Covid-19 has caused significant disruption and losses of billions of dollars to businesses across many industries.
Business interruption insurance is designed to cover the loss of gross profit and other costs caused by the interruption to a business (by an insured event), to allow the business to continue running and recover.
Typical insured events are natural and unnatural disasters, such as fire, flood, storm, cyclone, equipment malfunction, burglary, theft, and accidental or malicious damage.
Each insurance policy details the definitions of specific coverage inclusions and exclusions, applicable to the insured business.
It is important to review individual policy details. However, a common exclusion in many business interruption policies (issued by a range of insurers) is “any disease notifiable under the Quarantine Act 1908 and subsequent amendments”. The Quarantine Act was repealed in 2016. However, many policies continued to mistakenly refer to this Act.
Insurers contend the intention of the policy was to exclude pandemics, despite not referring to the current Biosecurity Act 2015.
Accordingly, the key issue of the Test Case was whether the new Biosecurity Act 2015 was a subsequent amendment of the Quarantine Act, and whether an exclusion for COVID-19 applied.
The Court explained and found:
“On June 16, 2016, well before the period of cover for either policy commenced, the Quarantine Act 1908 (Cth) was repealed and the Biosecurity Act 2015 (Cth) came into force. The Biosecurity Act did not provide for declarations of quarantinable diseases by the GovernorGeneral. Instead, the Director of Human Biosecurity was able in certain circumstances to determine a disease to be a “listed human disease”. Before the repeal of the Quarantine Act, COVID-19 was not declared to be a quarantinable disease. On January 21, 2020, COVID19 was determined to be a listed human disease under the Biosecurity Act.”
Accordingly, the outcome of the Test Case was that the Biosecurity Act 2015 was not a subsequent amendment of the Quarantine Act 1908 and COVID-19 was never declared a quarantinable disease, and therefore was not excluded.While this decision overcomes the first hurdle, a Business Interruption claim can only occur if it results from material (i.e. physical) damage Physical damage may include outbreaks, closure, prevention of access or evacuation of a premises upon infectious or contagious disease manifested by any person whilst at the business premises (or within a certain proximity of the business premises).
What should you do if your business has been interrupted by COVID-19:
- Read your insurance policy and the Policy Disclosure Statement (PDS) and discuss with your insurance broker
- Collate and document your losses (Accountant/Bookkeeper costs to prepare a Business Interruption claim may only be covered if the claim is accepted)
- Seek advice and expert assistance
- Consider adding Business Interruption cover to your business policy if you don’t currently hold this type of insurance.

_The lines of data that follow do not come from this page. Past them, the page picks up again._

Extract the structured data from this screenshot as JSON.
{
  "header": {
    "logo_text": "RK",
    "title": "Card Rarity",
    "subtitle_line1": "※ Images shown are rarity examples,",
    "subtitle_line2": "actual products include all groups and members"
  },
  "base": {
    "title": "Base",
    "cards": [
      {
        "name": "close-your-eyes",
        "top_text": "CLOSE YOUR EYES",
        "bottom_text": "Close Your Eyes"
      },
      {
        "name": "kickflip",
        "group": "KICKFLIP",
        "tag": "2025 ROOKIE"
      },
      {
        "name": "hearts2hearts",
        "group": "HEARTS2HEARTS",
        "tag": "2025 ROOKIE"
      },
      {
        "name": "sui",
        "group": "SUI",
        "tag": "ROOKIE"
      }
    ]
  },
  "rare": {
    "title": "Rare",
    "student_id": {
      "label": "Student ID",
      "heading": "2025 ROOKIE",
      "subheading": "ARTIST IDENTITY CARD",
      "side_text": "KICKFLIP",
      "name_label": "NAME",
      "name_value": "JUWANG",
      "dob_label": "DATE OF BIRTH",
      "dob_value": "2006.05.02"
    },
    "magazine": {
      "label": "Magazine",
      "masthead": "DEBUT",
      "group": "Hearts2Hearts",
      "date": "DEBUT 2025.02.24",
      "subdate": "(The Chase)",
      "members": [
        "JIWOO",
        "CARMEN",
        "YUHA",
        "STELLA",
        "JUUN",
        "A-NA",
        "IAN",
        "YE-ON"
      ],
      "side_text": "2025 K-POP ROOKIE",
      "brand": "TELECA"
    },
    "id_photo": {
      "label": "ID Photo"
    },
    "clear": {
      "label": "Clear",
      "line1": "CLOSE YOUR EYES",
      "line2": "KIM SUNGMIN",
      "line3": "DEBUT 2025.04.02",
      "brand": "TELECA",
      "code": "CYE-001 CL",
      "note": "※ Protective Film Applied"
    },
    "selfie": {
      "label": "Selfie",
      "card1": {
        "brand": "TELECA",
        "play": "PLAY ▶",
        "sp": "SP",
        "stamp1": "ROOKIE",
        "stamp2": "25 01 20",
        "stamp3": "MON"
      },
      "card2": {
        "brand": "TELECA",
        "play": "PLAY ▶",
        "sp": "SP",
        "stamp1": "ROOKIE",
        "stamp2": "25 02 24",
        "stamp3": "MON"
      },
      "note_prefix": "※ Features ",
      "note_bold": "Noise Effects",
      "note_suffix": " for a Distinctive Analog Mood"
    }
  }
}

If you have Business Interruption cover, experienced disruption to your daily operations due to COVID-19 and would like to discuss the potential to make a Business Interruption claim on your policy (even if you have previously discussed this with us), please contact our office on (07) 5482 7485.